▸ **WHAT YOU NEED TO DO**: If a line in the records contains the string "Motor", show that line.

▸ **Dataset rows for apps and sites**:
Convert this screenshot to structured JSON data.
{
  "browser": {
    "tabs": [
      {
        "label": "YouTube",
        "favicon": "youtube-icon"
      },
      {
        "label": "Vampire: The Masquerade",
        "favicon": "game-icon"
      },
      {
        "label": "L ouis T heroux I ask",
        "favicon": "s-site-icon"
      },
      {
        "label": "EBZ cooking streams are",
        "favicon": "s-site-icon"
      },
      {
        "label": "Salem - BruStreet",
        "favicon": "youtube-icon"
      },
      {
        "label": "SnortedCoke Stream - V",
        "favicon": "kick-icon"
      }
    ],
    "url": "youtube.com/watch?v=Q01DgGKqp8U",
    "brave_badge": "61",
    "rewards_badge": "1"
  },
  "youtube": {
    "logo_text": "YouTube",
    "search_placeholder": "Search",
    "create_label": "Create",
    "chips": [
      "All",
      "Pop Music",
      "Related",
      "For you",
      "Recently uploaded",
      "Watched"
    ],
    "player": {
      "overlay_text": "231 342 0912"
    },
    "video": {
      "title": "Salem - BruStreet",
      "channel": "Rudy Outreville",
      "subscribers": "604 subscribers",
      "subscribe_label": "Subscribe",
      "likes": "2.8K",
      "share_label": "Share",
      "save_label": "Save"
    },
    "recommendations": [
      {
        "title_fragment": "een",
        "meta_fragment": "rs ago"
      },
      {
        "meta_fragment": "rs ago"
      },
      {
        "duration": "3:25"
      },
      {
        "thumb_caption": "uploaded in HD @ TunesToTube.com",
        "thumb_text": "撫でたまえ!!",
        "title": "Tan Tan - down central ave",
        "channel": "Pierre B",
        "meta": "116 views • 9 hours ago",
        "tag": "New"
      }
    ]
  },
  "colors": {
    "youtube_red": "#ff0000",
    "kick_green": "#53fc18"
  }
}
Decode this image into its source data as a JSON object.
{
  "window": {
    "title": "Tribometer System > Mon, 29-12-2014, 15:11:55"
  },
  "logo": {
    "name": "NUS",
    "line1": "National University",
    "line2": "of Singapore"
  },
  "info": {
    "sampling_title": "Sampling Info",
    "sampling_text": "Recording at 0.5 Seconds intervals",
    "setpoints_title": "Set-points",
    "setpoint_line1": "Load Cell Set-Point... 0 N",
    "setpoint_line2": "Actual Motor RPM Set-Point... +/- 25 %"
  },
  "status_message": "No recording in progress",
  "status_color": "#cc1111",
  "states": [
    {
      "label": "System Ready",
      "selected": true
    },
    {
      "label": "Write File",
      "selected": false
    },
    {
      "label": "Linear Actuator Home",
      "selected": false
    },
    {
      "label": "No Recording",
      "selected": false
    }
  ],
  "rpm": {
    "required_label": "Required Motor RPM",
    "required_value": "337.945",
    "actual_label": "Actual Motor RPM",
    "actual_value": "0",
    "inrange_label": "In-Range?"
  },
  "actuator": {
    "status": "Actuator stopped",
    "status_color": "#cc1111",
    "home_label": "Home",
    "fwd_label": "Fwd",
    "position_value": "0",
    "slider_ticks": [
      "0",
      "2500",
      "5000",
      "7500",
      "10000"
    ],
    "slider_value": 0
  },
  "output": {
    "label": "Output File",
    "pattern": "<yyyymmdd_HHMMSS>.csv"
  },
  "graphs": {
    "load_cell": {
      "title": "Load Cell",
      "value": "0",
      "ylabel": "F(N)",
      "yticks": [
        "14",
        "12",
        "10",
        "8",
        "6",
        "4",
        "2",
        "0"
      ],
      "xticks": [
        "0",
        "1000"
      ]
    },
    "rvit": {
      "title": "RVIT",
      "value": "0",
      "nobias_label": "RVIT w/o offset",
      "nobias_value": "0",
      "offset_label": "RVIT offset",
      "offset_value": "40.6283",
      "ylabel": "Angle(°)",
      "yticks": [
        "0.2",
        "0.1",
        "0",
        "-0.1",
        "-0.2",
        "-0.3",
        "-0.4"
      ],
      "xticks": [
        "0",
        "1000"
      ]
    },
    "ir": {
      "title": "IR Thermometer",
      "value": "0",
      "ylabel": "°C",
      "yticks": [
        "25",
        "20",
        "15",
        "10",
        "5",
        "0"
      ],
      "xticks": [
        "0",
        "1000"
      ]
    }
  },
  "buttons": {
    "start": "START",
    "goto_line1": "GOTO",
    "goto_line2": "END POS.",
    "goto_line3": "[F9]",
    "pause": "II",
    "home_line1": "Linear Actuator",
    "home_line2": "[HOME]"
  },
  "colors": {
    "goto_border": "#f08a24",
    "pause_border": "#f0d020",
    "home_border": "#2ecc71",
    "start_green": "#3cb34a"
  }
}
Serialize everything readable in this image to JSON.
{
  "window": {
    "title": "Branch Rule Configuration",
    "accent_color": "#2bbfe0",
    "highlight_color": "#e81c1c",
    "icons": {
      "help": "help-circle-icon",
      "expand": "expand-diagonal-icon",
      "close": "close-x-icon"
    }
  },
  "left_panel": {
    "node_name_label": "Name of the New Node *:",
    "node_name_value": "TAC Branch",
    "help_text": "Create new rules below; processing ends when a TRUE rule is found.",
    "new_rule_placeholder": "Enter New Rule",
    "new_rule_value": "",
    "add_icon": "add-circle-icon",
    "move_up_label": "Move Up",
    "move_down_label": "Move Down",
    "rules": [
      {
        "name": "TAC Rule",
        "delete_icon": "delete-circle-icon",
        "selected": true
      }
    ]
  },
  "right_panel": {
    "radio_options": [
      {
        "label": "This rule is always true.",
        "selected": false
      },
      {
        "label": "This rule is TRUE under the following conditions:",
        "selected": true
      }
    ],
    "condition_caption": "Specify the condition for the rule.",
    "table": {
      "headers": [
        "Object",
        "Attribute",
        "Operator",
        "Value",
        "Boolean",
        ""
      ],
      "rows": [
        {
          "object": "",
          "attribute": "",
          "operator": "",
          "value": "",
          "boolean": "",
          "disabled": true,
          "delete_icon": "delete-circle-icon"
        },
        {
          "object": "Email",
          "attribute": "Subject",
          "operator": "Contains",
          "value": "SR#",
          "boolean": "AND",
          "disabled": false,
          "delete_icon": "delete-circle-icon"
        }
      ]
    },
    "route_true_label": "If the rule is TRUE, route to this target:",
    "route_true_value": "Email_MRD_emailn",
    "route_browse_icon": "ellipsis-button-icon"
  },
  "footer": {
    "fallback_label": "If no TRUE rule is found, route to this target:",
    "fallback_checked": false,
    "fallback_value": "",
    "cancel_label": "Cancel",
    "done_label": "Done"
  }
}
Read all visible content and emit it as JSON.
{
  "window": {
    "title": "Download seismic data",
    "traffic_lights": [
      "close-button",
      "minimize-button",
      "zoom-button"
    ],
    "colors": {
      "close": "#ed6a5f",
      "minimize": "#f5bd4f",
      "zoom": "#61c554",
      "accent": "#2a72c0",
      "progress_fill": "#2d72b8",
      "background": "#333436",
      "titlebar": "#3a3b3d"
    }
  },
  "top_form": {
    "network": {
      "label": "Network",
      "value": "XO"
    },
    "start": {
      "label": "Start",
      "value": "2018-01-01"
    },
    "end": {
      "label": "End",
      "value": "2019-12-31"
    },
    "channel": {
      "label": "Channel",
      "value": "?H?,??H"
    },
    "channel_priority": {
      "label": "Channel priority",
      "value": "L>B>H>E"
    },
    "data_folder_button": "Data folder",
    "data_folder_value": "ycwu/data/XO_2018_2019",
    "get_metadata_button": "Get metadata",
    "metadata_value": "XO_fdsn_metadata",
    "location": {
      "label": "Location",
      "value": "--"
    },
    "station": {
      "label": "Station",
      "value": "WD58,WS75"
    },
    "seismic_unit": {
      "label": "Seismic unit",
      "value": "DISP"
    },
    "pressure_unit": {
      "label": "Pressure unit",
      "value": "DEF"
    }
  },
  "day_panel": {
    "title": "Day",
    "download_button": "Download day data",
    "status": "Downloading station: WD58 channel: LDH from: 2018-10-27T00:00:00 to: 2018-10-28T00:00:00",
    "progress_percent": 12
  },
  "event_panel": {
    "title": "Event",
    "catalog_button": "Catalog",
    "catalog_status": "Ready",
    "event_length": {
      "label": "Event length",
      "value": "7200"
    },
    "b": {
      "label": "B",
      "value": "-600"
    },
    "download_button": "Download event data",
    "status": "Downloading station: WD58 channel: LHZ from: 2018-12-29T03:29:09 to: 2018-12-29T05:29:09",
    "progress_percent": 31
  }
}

▸ **WRITTEN ANSWER**:
    "setpoint_line2": "Actual Motor RPM Set-Point... +/- 25 %"
    "required_label": "Required Motor RPM",
    "actual_label": "Actual Motor RPM",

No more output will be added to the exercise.